In this edited interview excerpt from a Nasdaq TradeTalk, Check Point President, Rupal Hollenbeck, discusses the spike in attacks on IoT device networks, how IT leaders and consumers can address the issues, and so much more. Don’t miss this!
Recent data from Check Point indicates a spike in attacks on IoT device networks. What is behind that?
That’s absolutely right. Fifty-four percent of organizations, according to our research, are suffering from cyber attacks caused through IoT devices every week. So here’s the thing — First of all, the IoT threat landscape is ever-expanding. If you think about everything from digital cameras, to doorbells, to appliances and digital assistants, we are increasingly connected. Second, post-pandemic, there’s this huge spike in the hybrid and the remote workforce (and that’s just a reality) while industries are going through a pretty significant digital transformation.
Meanwhile, most devices are actually not secure-by-design. They’re traditional devices that have been in our lives for years. So they’re quite vulnerable and give access to the bad actors, who can then obtain windows into our personal and our professional lives.
The data also indicates that IoT attacks are up 41% since last year. What are some of the factors contributing to this increase?
Well, it is the fact that we have a lot of legacy infrastructure among digital devices, and this is actually pairing with the new digital transformation. Now, let’s apply this to industries. If you think about industries that really focus on citizen-services and that have a lot of access to personal information, you’re talking about industries like education and healthcare, where there’s a whole bunch of very personal information on our private lives that’s shared broadly within those organizations. Keeping that data secure is very important, and they present a lot of vulnerabilities for the bad actors to exploit.
How are cyber criminals targeting these devices?
We have to keep in mind that IoT devices are really nothing more or nothing less than an extension of an organization’s corporate network, but they’re also the most vulnerable.
So, bad actors are really starting with those devices that are the least secured; that are the most-connected, but that are not built by-design for security. And cyber criminals are getting into schools, they’re entering into hospitals and healthcare centers. Think about all of those MRI devices out there. Think about all of those other devices used in the medical industry. These are not built secure-by-design, but increasingly need to be.

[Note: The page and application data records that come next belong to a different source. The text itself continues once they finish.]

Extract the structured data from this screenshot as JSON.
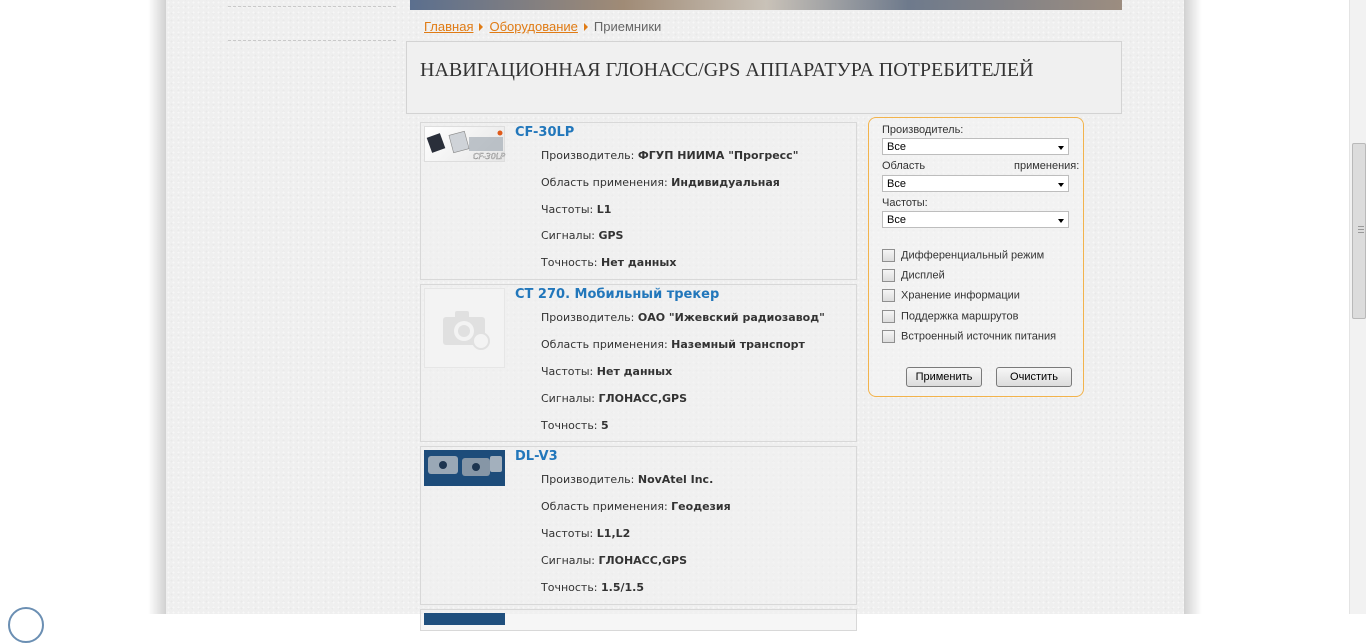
{
  "breadcrumb": {
    "home": "Главная",
    "equipment": "Оборудование",
    "current": "Приемники"
  },
  "page_title": "НАВИГАЦИОННАЯ ГЛОНАСС/GPS АППАРАТУРА ПОТРЕБИТЕЛЕЙ",
  "labels": {
    "manufacturer": "Производитель:",
    "area": "Область применения:",
    "frequencies": "Частоты:",
    "signals": "Сигналы:",
    "accuracy": "Точность:"
  },
  "products": [
    {
      "name": "CF-30LP",
      "thumb_text": "CF-30LP",
      "manufacturer": "ФГУП НИИМА \"Прогресс\"",
      "area": "Индивидуальная",
      "frequencies": "L1",
      "signals": "GPS",
      "accuracy": "Нет данных"
    },
    {
      "name": "CT 270. Мобильный трекер",
      "manufacturer": "ОАО \"Ижевский радиозавод\"",
      "area": "Наземный транспорт",
      "frequencies": "Нет данных",
      "signals": "ГЛОНАСС,GPS",
      "accuracy": "5"
    },
    {
      "name": "DL-V3",
      "manufacturer": "NovAtel Inc.",
      "area": "Геодезия",
      "frequencies": "L1,L2",
      "signals": "ГЛОНАСС,GPS",
      "accuracy": "1.5/1.5"
    }
  ],
  "filter": {
    "manufacturer_label": "Производитель:",
    "manufacturer_value": "Все",
    "area_label_1": "Область",
    "area_label_2": "применения:",
    "area_value": "Все",
    "freq_label": "Частоты:",
    "freq_value": "Все",
    "checkboxes": [
      "Дифференциальный режим",
      "Дисплей",
      "Хранение информации",
      "Поддержка маршрутов",
      "Встроенный источник питания"
    ],
    "apply_label": "Применить",
    "clear_label": "Очистить"
  },
  "colors": {
    "link": "#e07b14",
    "product_link": "#2277bb",
    "filter_border": "#f2b34c"
  }
}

What do businesses need to consider before integrating IoT technology into their systems?
Well, we think about cyber security across three super important vectors. First of all, you need to have a comprehensive cyber security solution. So, as I said, IoT devices are simply an extension of a company’s network. So, when you’re thinking about cyber security for your organization, you have to think about IoT devices as well. So, comprehensive is really rule #1.
Rule #2 is really consolidation — Making sure that your solutions are actually working across the entire landscape and catching all bad actors through different entry points. And then, the last part is collaboration. If a bad actor is trying to enter your network through one IoT device and then gets blocked, well, that’s great. But what about all of the other entry points? So, collaboration and communication across these IoT devices is super important.
And the work that we do, with brands around the world, like Clarks, like Thompson Reuters, and like Hallmark, is really thinking about this comprehensive, consolidated and collaborative framework for cyber security. And organizations really need to keep that in mind in order to build the best cyber resilience plans.
And you had mentioned education and healthcare; of course, the two most vulnerable populations. How can consumers protect themselves?
When you’re out there looking for your next IoT device, whether it’s a smart doorbell, whether it’s a digital assistant, think about security first. Think about it at point-of-purchase, not as a layer on top of the purchase…Source your devices with security-in-mind first. Understand how it’s secure, understand how it communicates with other devices in your network, and what happens when and if a bad actor gets through.
Watch the full interview here. For more insights from Check Point President Rupal Hollenbeck, please see CyberTalk.org’s past coverage. Don’t miss out on the latest trends and insights — please subscribe to the CyberTalk.org newsletter.